Weil (1960, 1962) proved a closely related theorem, that implies in particular that cocompact discrete groups of isometries of hyperbolic space of dimension at least 3 have no non-trivial deformations.

While the theorem shows that the deformation space of (complete) hyperbolic structures on a finite volume hyperbolic n-manifold (for n > 2) is a point, for a hyperbolic surface of genus g > 1 there is a moduli space of dimension 6g − 6 that parameterizes all metrics of constant curvature (up to diffeomorphism), a fact essential for Teichmüller theory. In dimension three, there is a "non-rigidity" theorem due to Thurston called the hyperbolic Dehn surgery theorem; it allows one to deform hyperbolic structures on a finite volume manifold as long as changing homeomorphism type is allowed. In addition, there is a rich theory of deformation spaces of hyperbolic structures on infinite volume manifolds.

The theorem[edit]

The theorem can be given in a geometric formulation, and in an algebraic formulation.

Geometric form[edit]

The Mostow rigidity theorem may be stated as:

Suppose M and N are complete finite-volume hyperbolic n-manifolds with n > 2. If there exists an isomorphism ƒ : π1(M) → π1(N) then it is induced by a unique isometry from M to N.

Here, π1(M) is the fundamental group of a manifold M.

Another version is to state that any homotopy equivalence from M to N can be homotoped to a unique isometry. The proof actually shows that if N has greater dimension than M then there can be no homotopy equivalence between them.

Algebraic form[edit]

An equivalent formulation is:

Let Γ and Δ be discrete subgroups of the isometry group of hyperbolic n-space H with n > 2 whose quotients Hand Hhave finite volume. If Γ and Δ are isomorphic as discrete groups, then they are conjugate.


The group of isometries of a finite-volume hyperbolic n-manifold M (for n>2) is finite and isomorphic to Out(π1(M)).

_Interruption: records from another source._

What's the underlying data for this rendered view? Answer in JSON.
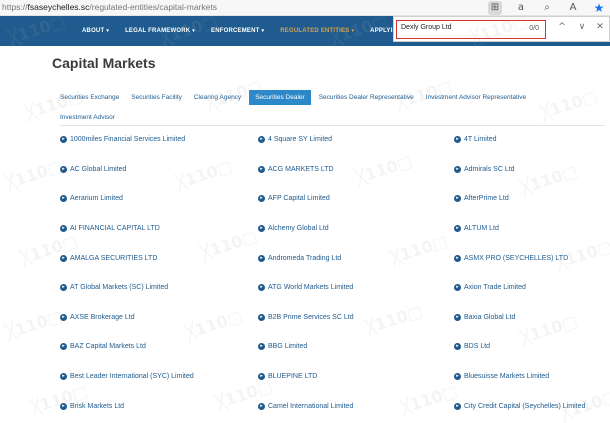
{
  "browser": {
    "url_prefix": "https://",
    "url_domain": "fsaseychelles.sc",
    "url_path": "/regulated-entities/capital-markets",
    "icons": [
      "translate-icon",
      "read-aloud-icon",
      "zoom-icon",
      "text-size-icon",
      "favorite-star-icon"
    ]
  },
  "nav": {
    "items": [
      {
        "label": "ABOUT",
        "caret": "▾"
      },
      {
        "label": "LEGAL FRAMEWORK",
        "caret": "▾"
      },
      {
        "label": "ENFORCEMENT",
        "caret": "▾"
      },
      {
        "label": "REGULATED ENTITIES",
        "caret": "▾"
      },
      {
        "label": "APPLYING FO"
      }
    ],
    "active_color": "#d8a248",
    "bg_color": "#1f5b8e"
  },
  "find": {
    "value": "Dexly Group Ltd",
    "count": "0/0",
    "prev": "^",
    "next": "∨",
    "close": "✕"
  },
  "page": {
    "title": "Capital Markets"
  },
  "tabs": [
    {
      "label": "Securities Exchange"
    },
    {
      "label": "Securities Facility"
    },
    {
      "label": "Clearing Agency"
    },
    {
      "label": "Securities Dealer",
      "active": true
    },
    {
      "label": "Securities Dealer Representative"
    },
    {
      "label": "Investment Advisor Representative"
    },
    {
      "label": "Investment Advisor"
    }
  ],
  "entities": [
    "1000miles Financial Services Limited",
    "4 Square SY Limited",
    "4T Limited",
    "AC Global Limited",
    "ACG MARKETS LTD",
    "Admirals SC Ltd",
    "Aerarium Limited",
    "AFP Capital Limited",
    "AfterPrime Ltd",
    "AI FINANCIAL CAPITAL LTD",
    "Alchemy Global Ltd",
    "ALTUM Ltd",
    "AMALGA SECURITIES LTD",
    "Andromeda Trading Ltd",
    "ASMX PRO (SEYCHELLES) LTD",
    "AT Global Markets (SC) Limited",
    "ATG World Markets Limited",
    "Axion Trade Limited",
    "AXSE Brokerage Ltd",
    "B2B Prime Services SC Ltd",
    "Baxia Global Ltd",
    "BAZ Capital Markets Ltd",
    "BBG Limited",
    "BDS Ltd",
    "Best Leader International (SYC) Limited",
    "BLUEPINE LTD",
    "Bluesuisse Markets Limited",
    "Brisk Markets Ltd",
    "Camel International Limited",
    "City Credit Capital (Seychelles) Limited"
  ],
  "colors": {
    "link": "#1f5b8e",
    "tab_active_bg": "#2d88c9",
    "find_highlight": "#d9302b"
  }
}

Mostow rigidity was also used by Thurston to prove the uniqueness of circle packing representations of triangulated planar graphs.